Sex, just like romance, can be rude, quirky, dirty, sloppy, hurried, insane, intense, funny, and clumsy – and it happens for a reason. In our fiction writing it happens to reveal something about the character, or lead the characters where they need to go. These are all elements that once included make the reader associate more intensely with your characters and not reject the sex as gratuitous fluff. When it comes to awkward moments we’ve all been there and done that – and good sex is like good wine: it can combine flavors that seem madly disparate like blackberries and charcoal. The trick is knowing what is sexy and what is not out of those elements. If you’re looking to turn up the heat you can be inventive and silly, but you have to know when any particular element is gross or makes your hero look like an unattractive ass. My trick is to imagine the scene completely: would I be turned on or off if a particular thing happened during sex?

Falling off the bed during the intensity of love-making can either be funny, tragic, or sexy. It will depend on the telling. Accidentally farting will always end the heat, even if the laughter kicks in (in real life you might get over it, but I can practically guarantee your reader won’t). It’s like overflowing trash in your kitchen when you’re cooking. It spoils the appetite. It’s important to keep it real, and yet, for the heat, you have to keep it from getting too real. It’s always got to be a little bit of the best sex you ever had, and not necessarily just the best sex you ever imagined.

Truly great love affairs are never easy. They’re not about candy, Hallmark greeting cards, soft focus, or soft love-making from incredibly virile men with a sardonic smirk and a searing kiss, who knows when the heroine (who is unbelievably lovely, spunky but submissive in bed) says “no, no” she means “yes, yes”. Truly great sex is often memorable for the details. Where you were, what you were doing before hand, how you felt at the time, and that warm laugh you shared when you broke your coffee mug as you swept it off your desk in the heat of passion. It’s that wonderful little bit in When Harry Met Sally when she fakes an orgasm in the deli, or Bridget Jones’s Diary where Hugh Grant strips off the cute little cocktail dress only to find granny panties. Or it’s that bit that makes you want to crawl out of your skin in The Age of Innocence where the passion of the main characters, so repressed by the societal mores of their day, is entirely expressed by Newland Archer removing the glove from Ellen Olenska’s hand during a carriage ride and pressing her fingers to his lips.

So let’s talk language for a second.
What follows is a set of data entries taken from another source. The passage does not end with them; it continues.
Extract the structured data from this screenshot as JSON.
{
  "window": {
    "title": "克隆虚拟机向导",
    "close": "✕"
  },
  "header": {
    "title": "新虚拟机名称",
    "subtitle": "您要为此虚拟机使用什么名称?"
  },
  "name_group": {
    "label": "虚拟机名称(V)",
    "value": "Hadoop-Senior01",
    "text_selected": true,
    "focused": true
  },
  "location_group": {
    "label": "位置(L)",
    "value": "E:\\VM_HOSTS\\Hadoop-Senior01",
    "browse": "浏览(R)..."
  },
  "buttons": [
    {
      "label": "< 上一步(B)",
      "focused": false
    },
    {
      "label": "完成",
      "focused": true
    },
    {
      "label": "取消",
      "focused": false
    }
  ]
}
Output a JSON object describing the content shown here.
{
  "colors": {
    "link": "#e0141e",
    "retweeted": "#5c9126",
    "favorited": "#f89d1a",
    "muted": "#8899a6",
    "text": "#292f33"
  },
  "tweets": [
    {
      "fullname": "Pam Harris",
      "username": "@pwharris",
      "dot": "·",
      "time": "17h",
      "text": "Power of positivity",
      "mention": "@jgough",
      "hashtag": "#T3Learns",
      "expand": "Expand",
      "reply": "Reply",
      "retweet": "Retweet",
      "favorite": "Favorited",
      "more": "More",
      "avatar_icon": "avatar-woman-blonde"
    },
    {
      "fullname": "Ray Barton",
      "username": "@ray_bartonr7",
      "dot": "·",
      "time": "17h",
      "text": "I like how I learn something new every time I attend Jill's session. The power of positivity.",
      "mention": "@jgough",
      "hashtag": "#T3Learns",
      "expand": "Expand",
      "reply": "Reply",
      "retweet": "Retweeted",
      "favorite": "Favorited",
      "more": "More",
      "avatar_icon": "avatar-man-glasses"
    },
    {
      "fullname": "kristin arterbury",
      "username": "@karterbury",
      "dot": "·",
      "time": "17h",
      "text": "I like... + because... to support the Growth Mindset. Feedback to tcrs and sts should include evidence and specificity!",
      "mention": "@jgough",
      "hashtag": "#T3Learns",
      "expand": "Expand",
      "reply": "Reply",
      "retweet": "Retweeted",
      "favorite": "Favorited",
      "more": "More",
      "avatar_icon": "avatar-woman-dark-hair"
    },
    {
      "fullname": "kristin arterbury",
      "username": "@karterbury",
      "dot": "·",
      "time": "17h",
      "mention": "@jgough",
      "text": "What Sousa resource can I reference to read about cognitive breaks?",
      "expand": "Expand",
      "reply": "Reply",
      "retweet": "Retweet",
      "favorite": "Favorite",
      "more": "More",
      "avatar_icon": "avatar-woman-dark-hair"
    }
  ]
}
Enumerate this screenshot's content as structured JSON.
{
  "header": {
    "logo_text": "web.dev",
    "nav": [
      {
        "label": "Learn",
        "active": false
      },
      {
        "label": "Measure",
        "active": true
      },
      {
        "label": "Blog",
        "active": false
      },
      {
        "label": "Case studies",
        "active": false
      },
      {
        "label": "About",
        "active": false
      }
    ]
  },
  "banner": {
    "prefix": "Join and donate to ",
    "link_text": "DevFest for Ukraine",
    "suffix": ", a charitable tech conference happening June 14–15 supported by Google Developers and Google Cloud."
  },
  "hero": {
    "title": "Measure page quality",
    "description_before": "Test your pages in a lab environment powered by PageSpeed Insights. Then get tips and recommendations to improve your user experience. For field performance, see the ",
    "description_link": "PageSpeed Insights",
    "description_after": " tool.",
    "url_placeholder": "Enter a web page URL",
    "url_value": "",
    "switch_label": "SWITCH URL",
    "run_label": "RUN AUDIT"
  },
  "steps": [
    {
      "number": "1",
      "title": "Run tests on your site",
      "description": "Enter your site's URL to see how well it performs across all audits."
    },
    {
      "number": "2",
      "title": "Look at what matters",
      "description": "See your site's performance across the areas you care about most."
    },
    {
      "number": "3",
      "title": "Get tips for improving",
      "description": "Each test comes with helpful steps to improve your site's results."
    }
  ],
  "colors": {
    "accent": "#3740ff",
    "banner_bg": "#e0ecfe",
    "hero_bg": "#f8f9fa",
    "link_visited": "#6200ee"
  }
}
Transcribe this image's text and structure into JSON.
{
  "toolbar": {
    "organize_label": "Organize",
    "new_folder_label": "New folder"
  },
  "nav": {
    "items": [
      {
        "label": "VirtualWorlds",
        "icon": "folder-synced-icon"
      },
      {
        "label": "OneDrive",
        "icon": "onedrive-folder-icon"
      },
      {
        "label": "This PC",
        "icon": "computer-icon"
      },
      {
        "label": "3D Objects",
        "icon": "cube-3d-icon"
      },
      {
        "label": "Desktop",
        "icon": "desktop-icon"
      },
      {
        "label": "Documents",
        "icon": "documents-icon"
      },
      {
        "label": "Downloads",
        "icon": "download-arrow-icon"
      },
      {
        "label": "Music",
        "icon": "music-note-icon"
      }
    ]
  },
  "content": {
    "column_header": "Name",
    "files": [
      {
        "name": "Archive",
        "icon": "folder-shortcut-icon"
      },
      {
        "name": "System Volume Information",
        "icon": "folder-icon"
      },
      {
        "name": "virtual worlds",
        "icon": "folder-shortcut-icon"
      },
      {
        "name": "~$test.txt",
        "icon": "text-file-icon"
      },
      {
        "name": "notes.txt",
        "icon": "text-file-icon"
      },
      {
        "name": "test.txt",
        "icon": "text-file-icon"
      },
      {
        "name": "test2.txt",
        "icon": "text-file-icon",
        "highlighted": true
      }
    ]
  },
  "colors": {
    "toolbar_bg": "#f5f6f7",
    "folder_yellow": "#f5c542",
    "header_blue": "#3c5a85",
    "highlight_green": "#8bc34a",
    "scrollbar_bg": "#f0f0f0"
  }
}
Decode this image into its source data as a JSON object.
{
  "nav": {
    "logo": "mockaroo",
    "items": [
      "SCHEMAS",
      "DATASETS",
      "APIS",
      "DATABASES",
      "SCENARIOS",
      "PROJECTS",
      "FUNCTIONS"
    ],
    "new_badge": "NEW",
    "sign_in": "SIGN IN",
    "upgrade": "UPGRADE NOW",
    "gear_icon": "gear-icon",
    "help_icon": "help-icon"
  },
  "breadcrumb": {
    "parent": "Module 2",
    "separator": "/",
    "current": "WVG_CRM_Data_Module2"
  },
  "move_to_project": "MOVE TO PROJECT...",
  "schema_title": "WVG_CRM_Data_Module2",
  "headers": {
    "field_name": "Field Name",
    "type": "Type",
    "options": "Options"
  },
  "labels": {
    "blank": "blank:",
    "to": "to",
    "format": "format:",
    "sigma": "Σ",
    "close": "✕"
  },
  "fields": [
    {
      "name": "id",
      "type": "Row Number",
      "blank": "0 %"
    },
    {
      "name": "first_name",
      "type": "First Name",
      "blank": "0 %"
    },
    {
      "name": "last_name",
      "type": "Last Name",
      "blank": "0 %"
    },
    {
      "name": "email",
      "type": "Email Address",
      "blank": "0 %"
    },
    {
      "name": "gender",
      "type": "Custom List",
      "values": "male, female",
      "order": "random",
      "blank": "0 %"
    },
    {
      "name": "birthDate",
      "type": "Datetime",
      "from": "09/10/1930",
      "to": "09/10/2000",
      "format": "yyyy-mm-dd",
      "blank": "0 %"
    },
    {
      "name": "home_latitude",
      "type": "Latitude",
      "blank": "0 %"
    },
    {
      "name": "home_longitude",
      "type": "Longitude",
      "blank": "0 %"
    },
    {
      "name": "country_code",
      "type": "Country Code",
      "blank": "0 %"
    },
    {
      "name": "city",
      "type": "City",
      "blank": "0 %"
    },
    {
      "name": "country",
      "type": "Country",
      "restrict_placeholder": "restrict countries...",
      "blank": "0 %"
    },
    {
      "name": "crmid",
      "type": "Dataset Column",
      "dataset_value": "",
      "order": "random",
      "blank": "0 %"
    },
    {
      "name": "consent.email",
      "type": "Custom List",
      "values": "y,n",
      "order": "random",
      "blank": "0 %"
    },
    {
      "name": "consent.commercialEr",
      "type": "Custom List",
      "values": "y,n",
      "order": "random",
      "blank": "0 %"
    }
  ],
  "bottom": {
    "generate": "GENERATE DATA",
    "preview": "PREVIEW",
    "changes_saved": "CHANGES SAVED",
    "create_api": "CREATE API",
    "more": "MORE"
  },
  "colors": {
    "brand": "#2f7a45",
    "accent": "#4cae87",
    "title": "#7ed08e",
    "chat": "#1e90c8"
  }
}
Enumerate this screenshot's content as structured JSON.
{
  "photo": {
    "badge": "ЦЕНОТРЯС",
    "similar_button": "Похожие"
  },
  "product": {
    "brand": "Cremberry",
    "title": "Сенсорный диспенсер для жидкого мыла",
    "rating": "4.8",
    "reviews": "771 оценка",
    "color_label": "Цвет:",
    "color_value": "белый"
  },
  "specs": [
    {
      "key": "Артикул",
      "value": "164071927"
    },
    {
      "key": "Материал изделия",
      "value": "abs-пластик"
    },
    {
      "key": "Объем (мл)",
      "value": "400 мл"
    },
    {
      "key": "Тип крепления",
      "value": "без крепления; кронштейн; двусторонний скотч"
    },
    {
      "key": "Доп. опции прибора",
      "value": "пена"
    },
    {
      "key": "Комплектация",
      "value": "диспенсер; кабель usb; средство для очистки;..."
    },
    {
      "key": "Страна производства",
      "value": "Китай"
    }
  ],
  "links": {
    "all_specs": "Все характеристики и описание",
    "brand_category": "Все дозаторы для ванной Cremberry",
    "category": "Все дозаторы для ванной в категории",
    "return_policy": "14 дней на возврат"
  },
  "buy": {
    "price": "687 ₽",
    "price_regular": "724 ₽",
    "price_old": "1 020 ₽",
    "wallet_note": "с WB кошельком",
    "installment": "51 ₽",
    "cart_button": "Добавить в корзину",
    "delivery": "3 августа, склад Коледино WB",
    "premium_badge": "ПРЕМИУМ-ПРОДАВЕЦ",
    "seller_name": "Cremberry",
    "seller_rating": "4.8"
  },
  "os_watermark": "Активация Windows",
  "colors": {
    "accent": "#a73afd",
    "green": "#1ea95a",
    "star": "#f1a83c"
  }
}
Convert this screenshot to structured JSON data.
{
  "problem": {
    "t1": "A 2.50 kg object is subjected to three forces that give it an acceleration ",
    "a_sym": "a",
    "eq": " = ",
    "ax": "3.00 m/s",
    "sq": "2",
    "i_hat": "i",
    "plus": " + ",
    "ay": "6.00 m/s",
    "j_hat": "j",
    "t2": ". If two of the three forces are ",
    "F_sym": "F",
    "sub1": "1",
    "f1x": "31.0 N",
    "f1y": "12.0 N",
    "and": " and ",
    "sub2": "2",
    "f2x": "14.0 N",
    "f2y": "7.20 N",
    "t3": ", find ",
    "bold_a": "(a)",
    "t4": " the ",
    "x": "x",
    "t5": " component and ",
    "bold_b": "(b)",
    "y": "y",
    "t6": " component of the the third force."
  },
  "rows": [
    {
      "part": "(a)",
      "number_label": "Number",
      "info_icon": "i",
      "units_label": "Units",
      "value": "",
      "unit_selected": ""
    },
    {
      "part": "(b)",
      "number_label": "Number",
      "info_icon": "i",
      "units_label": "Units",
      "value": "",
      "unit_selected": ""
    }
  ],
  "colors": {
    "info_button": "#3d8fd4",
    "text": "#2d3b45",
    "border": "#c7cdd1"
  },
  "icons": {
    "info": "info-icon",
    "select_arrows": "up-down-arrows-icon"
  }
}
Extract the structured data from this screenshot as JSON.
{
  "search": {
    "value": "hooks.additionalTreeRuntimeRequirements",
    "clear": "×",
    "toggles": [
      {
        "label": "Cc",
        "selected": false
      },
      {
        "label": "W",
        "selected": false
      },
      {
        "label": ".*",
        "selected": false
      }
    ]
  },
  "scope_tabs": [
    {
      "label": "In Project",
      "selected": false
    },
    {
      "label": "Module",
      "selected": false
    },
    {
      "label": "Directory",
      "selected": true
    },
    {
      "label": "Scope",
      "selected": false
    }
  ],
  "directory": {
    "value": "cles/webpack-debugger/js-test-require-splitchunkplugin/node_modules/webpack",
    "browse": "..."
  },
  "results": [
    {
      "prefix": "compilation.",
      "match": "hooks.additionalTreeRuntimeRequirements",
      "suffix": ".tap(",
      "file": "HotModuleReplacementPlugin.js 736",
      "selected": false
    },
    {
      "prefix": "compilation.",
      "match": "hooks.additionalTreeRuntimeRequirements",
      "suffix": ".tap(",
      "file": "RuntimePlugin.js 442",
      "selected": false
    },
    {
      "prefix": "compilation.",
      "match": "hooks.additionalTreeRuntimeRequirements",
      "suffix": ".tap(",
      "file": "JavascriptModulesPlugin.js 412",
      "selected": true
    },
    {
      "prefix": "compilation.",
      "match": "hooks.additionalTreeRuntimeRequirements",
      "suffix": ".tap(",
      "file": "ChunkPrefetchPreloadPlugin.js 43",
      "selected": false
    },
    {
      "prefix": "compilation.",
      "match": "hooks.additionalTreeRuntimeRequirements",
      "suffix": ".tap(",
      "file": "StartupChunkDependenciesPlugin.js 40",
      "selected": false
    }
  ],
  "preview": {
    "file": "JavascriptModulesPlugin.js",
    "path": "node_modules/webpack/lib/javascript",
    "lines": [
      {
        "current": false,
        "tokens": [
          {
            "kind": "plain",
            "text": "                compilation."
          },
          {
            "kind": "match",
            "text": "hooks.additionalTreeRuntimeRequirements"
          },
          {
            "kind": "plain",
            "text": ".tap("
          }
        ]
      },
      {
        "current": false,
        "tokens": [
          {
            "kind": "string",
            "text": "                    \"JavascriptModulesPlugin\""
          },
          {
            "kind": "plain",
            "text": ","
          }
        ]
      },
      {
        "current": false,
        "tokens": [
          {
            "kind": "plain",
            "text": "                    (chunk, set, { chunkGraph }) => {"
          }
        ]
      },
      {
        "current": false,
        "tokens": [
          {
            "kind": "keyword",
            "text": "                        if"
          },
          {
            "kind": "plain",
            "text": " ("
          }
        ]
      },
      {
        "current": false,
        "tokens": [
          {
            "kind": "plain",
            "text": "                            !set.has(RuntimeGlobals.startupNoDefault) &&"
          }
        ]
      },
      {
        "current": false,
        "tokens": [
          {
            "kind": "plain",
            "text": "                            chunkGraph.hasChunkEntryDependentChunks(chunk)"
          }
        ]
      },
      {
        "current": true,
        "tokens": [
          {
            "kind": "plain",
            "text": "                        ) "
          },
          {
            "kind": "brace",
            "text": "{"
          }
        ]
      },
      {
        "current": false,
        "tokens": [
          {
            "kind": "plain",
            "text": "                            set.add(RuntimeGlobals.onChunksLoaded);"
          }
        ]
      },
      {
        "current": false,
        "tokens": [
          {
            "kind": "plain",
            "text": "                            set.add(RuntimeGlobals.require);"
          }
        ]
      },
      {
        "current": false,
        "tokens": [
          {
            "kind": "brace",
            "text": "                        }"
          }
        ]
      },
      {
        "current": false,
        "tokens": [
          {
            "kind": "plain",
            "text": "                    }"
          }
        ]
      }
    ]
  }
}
I’m a fan of no beating around the proverbial bush. I find words like ‘member’, ‘tool’, and other such euphemisms amusing so they spoil the moment for me. Those that don’t like their sex written so explicitly will, violently on occasion, disagree with me. If you have to use euphemisms be cautious with them, and choose the words with great care so that you’re not accidentally inspiring laughter instead of sympathetic passion. You might be sparing your less sensitive readers much blushing but instead causing your more bold readers to laughter or worse, to feel boredom. Telling a sexy story need very rarely ever go right to the finish either. This is not porn we’re talking about. The ‘money shot’ is seldom really called for in any scene. An orgasm is only an orgasm in real life. In fiction it’s the lead up that counts. Make me squirm and shudder. Take me to the brink and I’ll fall over the edge all by myself with the aid of my own imaginative juices.